Terminating an employee is fraught with legal, compliance, and safety issues. While it is almost impossible to predict how an employee will react to termination, there are ways to manage delivering bad news.

Treat employees with dignity and respect. Consider the golden rule of “do unto others as you would have done to you.”  

Provide the facts. To ensure clarity of communication, it is extremely important to deliver only the facts to the employee. Prepare a script or list of bullet points to be covered during the discussion.

Put details in writing. It is crucial that the pertinent information has been documented -- and, where appropriate -- shared with the employee. For example, if the employee has failed to meet expectations over a six-month period, each instance where performance was below par should be documented and shared with the employee.

Remove the element of surprise. The reasons for the termination so should be clearly documented in case the employee informally or formally challenges the decision.

Remember that cooler heads must prevail. It is not unusual for employees who are the subject of termination to become emotional. It is important to remain calm despite tension in the room. Responding to an employee’s emotions in kind will likely escalate the situation.

Have a response plan in place. Before an employee receives bad news, take the time to assess his or her potential reaction. If you think that the employee will respond in an angry or physical manner, consider having a physician or supervising staff member on hand to assist as needed.

Have an employee exit plan. To protect the practice, as soon as an employee is notified that he or she is being terminated, e-mail and network access should be cut off. If that is not feasible, access should be closely monitored for attempts to destroy or copy company data. If the employee is allowed to return to his or her desk to remove personal items, consider having someone present to verify that the employee does not remove company assets.
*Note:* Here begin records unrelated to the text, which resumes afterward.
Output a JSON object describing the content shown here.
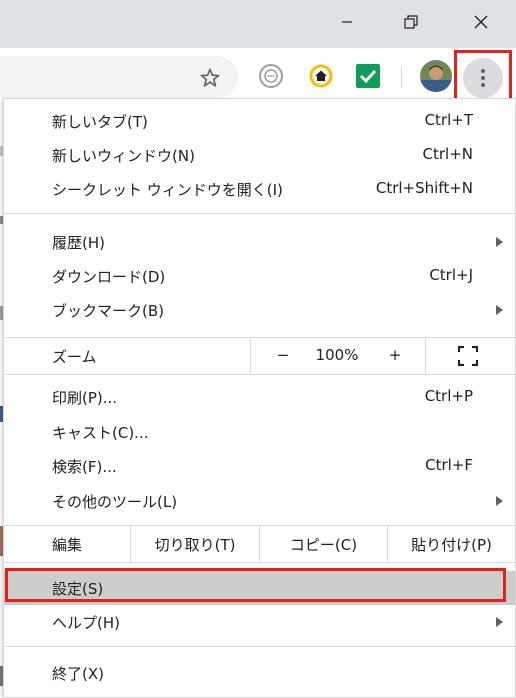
{
  "window": {
    "minimize": "minimize-icon",
    "maximize": "restore-icon",
    "close": "close-icon"
  },
  "toolbar": {
    "bookmark_star": "star-icon",
    "extensions": [
      "chat-extension-icon",
      "home-extension-icon",
      "check-extension-icon"
    ],
    "profile": "avatar",
    "menu_button": "more-vert-icon",
    "highlight_color": "#e2231a"
  },
  "menu": {
    "group1": [
      {
        "label": "新しいタブ(T)",
        "shortcut": "Ctrl+T"
      },
      {
        "label": "新しいウィンドウ(N)",
        "shortcut": "Ctrl+N"
      },
      {
        "label": "シークレット ウィンドウを開く(I)",
        "shortcut": "Ctrl+Shift+N"
      }
    ],
    "group2": [
      {
        "label": "履歴(H)",
        "submenu": true
      },
      {
        "label": "ダウンロード(D)",
        "shortcut": "Ctrl+J"
      },
      {
        "label": "ブックマーク(B)",
        "submenu": true
      }
    ],
    "zoom": {
      "label": "ズーム",
      "minus": "−",
      "value": "100%",
      "plus": "+",
      "fullscreen": "fullscreen-icon"
    },
    "group3": [
      {
        "label": "印刷(P)...",
        "shortcut": "Ctrl+P"
      },
      {
        "label": "キャスト(C)..."
      },
      {
        "label": "検索(F)...",
        "shortcut": "Ctrl+F"
      },
      {
        "label": "その他のツール(L)",
        "submenu": true
      }
    ],
    "edit": {
      "label": "編集",
      "cut": "切り取り(T)",
      "copy": "コピー(C)",
      "paste": "貼り付け(P)"
    },
    "group4": [
      {
        "label": "設定(S)",
        "selected": true
      },
      {
        "label": "ヘルプ(H)",
        "submenu": true
      }
    ],
    "group5": [
      {
        "label": "終了(X)"
      }
    ]
  }
}
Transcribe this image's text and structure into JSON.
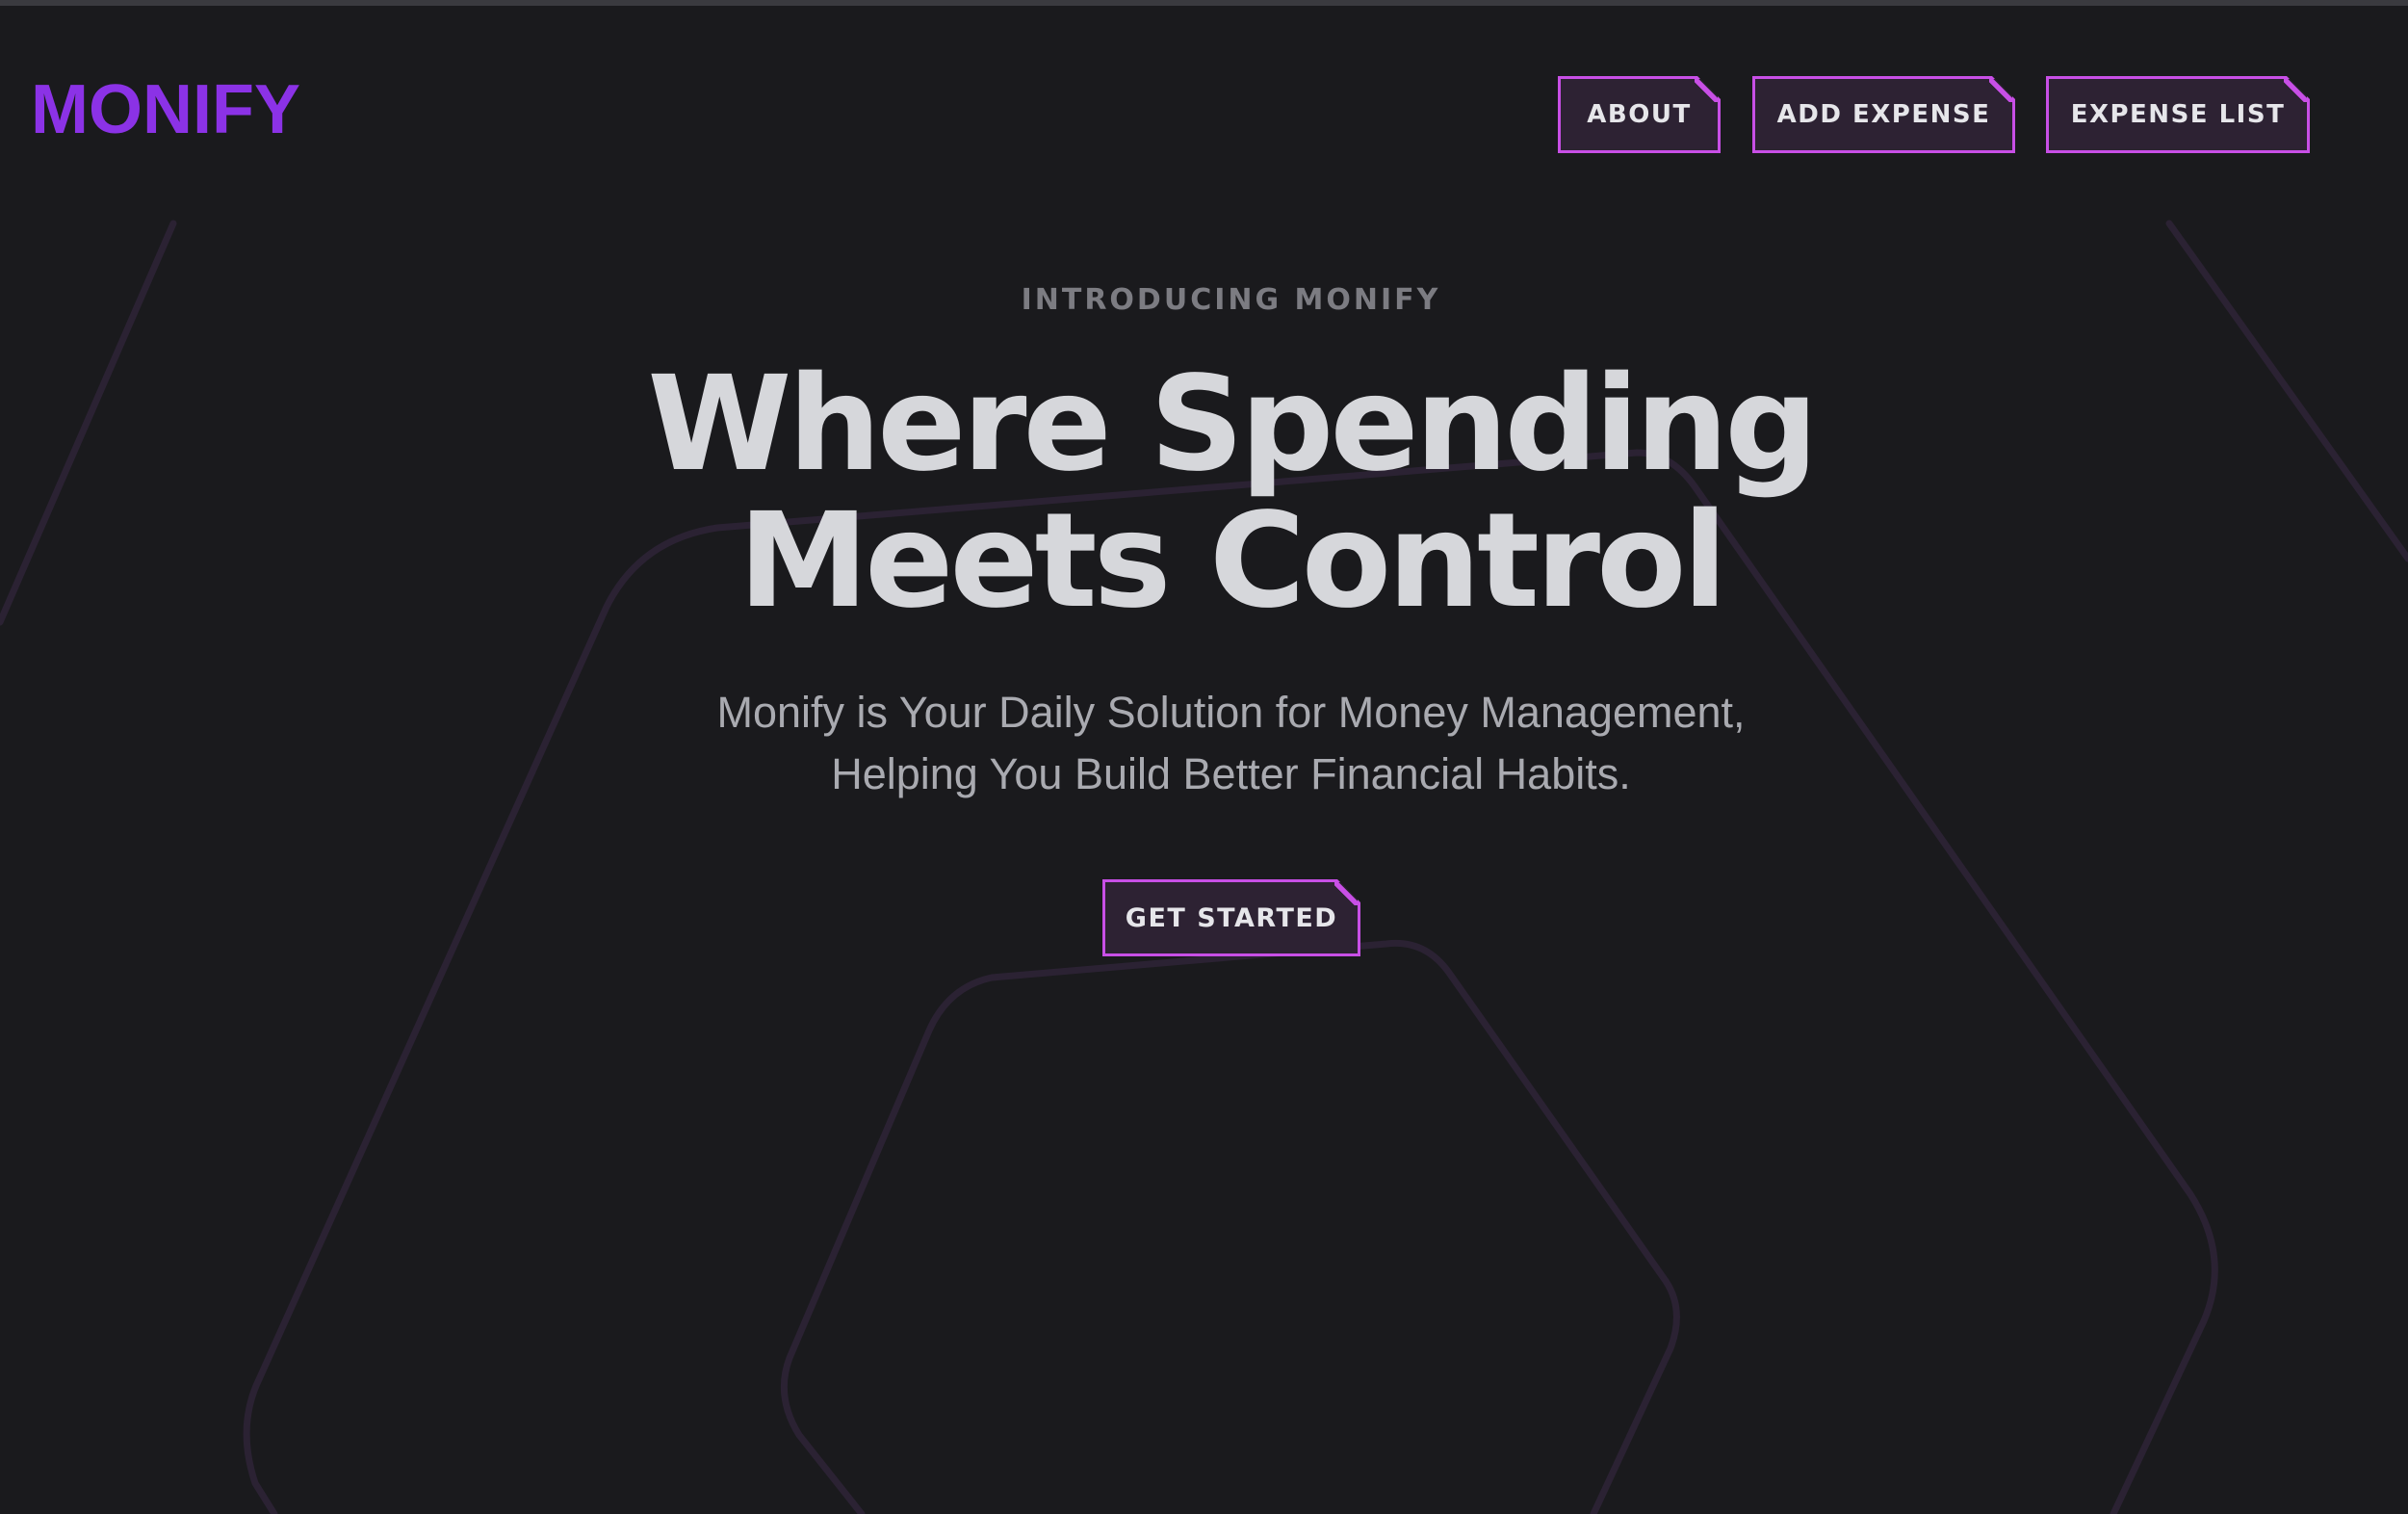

As an extra precaution, consider changing locks or access codes.

Source: Bessolo Haworth & Vogel, Certified Public Accountants